Design Review: Volume 5, Issue 2 (May-June 1953)
The latest news from England shows further progress on the part of the E.M.I. group towards building up their L.P. catalogue. A high proportion of the newest releases are re-issues of existing recordings, but among those not previously obtainable are Beethoven's Seventh Symphony, by the Philharmonia Orchestra under Karajen (Columbia 33CX 1035), Brahms' Third, by the Halle Orchestra under Barbirolli (H.M.V. BLP 1015), Mendelssohn's violin concerto, played by Gioconda de Vito with the London Symphony under Sargent (BLP 1008), and a coupling of Smetana's ‘Moldau’ and Schumann's overture to Byron's ‘Manfred’—Vienna Philharmonic under Furtwangler (BLP 1009). A major release from H.M.V. is of ‘Boris Godounov’ complete on four discs (ALP 1044–7). In this the Bulgarian bass, Boris Christoff, achieves the feat of singing all three bass roles—those of Boris, Perrien and Varlaam, an achievement which I believe (owing to the layout of the opera) is feasible in a stage performance, and so is permissible in a recording. The recording was made in Paris under the experienced direction of Issay Dobrouen, who also conducted Christoff's earlier London recordings of the main arias. Beethoven and Toscanini addicts will rejoice over the release of the maestro's long awaited version of the Ninth Symphony (ALP 1039–40, three sides, with Symphony No. 1, freshly recorded, like the ninth, with the N.B.C. Orchestra, occupying the fourth side).

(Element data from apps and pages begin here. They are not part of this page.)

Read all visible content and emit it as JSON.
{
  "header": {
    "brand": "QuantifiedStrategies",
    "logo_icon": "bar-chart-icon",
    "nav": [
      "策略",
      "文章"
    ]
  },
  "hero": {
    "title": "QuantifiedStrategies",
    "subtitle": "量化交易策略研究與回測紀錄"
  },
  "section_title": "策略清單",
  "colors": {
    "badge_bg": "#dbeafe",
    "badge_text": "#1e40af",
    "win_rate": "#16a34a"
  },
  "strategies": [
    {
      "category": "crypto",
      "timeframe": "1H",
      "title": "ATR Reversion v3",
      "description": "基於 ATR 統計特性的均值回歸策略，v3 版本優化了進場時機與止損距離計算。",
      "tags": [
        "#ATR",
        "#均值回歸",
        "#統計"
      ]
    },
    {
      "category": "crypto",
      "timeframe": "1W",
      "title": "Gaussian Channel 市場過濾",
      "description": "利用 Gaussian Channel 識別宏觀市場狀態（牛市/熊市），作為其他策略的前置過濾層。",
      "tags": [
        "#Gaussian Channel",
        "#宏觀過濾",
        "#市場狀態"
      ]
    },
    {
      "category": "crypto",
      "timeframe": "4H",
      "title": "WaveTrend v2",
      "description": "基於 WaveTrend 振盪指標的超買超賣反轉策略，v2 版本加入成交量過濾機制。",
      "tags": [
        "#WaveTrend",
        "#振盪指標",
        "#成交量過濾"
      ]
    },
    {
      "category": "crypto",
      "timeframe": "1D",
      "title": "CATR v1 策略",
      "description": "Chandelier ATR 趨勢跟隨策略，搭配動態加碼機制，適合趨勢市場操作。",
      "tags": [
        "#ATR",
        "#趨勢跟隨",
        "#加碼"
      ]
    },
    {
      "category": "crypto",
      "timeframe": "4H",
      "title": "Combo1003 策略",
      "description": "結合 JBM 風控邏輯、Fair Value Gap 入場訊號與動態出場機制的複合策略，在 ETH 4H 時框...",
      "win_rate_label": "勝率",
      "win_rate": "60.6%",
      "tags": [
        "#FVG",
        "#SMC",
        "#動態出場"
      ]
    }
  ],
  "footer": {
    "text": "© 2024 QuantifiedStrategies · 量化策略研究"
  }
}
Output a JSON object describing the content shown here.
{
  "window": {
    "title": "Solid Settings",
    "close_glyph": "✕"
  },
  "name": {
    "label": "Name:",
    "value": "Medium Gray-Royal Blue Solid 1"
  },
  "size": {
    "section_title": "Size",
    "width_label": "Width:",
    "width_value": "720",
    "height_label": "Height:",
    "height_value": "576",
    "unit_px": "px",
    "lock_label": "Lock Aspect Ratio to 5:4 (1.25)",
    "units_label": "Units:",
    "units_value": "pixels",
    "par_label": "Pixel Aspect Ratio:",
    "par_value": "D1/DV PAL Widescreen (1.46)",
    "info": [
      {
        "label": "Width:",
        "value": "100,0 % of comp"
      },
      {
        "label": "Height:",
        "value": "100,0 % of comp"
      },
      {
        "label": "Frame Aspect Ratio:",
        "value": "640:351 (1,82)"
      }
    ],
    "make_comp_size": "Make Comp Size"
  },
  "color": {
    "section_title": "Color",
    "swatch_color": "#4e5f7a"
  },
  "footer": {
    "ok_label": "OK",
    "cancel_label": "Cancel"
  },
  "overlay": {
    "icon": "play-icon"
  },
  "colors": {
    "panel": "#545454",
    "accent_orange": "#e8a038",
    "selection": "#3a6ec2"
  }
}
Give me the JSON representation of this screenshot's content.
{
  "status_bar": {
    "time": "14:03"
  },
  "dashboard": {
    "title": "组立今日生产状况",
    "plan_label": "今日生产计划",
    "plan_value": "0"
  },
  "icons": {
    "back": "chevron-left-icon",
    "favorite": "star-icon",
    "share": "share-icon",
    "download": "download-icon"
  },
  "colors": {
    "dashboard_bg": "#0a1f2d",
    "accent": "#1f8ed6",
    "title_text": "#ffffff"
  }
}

Those who read and enjoyed ‘The Record Guide’, by Edward Sackville West and Desmond Shawe-Taylor, will need little more than a word to send them rushing to buy its supplement, ‘The Record Year’ (also published by Collins, price 22/6). In the new volume the authors deal with all recordings issued from roughly mid-1951 to mid-1952, as well as recapitulating their remarks about all previously issued LP recordings—thus the LP user will find ‘The Record Year’ a complete guide. You are aware, of course, that the writers confine themselves to records available to ordinary or special order in England, that they select what they consider to be the best available version of a given piece, and that their book is in no sense an encyclopedia. Readers familiar with the writings of this brilliant pair in the ‘Gramophone’, ‘New Statesman’ and the London ‘Observer’ know what to expect—those who have not previously sampled their style are to be envied the joy that will be theirs when they begin to read either ‘The Record Year’ or its predecessor. These authors can be both profound and amusing. They know their way round the gramophone world as you know your own house. There are many delicious moments—read their remarks about the efforts of trumpeter in a certain Brandenburg concertol—and one or two surprisingly naive ones—it is difficult to suppress a smile as the authors discover (at this late date) that the Boston Promenade Orchestra is known in its native surroundings by the less exalted title of ‘Boston Pops’, but they manage a sly dig even here. Long may their turntables revolve.page break